## Task to carry out
Find the word "selector" in the data. Return every line where it appears.

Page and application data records
=== Section Start ===
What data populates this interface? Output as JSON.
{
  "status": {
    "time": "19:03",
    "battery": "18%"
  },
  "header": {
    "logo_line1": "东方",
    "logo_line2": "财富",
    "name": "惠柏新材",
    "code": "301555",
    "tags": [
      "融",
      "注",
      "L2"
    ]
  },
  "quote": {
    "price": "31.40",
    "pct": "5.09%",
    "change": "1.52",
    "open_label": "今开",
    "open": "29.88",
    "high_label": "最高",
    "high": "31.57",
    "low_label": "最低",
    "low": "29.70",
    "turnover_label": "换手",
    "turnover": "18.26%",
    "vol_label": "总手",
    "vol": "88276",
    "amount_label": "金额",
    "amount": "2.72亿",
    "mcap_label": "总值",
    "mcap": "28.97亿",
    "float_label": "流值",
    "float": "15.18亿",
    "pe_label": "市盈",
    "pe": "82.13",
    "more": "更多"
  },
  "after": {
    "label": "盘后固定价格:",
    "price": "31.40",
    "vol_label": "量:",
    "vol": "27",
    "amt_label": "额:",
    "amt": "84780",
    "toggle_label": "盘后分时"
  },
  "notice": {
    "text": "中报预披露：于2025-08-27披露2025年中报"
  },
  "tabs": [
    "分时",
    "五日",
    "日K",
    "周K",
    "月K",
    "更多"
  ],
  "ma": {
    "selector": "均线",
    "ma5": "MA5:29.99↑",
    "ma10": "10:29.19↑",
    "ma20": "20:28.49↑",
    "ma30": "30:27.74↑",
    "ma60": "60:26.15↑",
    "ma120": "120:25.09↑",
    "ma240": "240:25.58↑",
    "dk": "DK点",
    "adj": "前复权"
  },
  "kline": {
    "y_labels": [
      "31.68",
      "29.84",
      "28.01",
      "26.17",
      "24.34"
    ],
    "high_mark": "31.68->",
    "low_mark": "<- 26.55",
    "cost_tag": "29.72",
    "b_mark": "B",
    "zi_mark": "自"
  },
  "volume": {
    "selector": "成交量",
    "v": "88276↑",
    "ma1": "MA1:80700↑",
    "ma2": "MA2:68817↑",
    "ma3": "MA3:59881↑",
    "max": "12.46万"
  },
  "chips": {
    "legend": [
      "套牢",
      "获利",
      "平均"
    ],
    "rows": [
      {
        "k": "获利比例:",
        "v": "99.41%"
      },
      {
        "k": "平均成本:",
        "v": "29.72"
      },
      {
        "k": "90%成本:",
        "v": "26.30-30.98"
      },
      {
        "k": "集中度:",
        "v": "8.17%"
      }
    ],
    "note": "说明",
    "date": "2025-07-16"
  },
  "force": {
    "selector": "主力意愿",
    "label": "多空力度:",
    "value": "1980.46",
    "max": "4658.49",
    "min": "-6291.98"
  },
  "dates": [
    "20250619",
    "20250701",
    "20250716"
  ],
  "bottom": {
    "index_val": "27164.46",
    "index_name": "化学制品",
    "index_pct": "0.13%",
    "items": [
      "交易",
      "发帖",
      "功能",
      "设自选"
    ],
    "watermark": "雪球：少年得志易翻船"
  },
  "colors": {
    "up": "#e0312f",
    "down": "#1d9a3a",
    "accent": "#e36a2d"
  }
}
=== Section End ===
## Solved problem
    "selector": "均线",
    "selector": "成交量",
    "selector": "主力意愿",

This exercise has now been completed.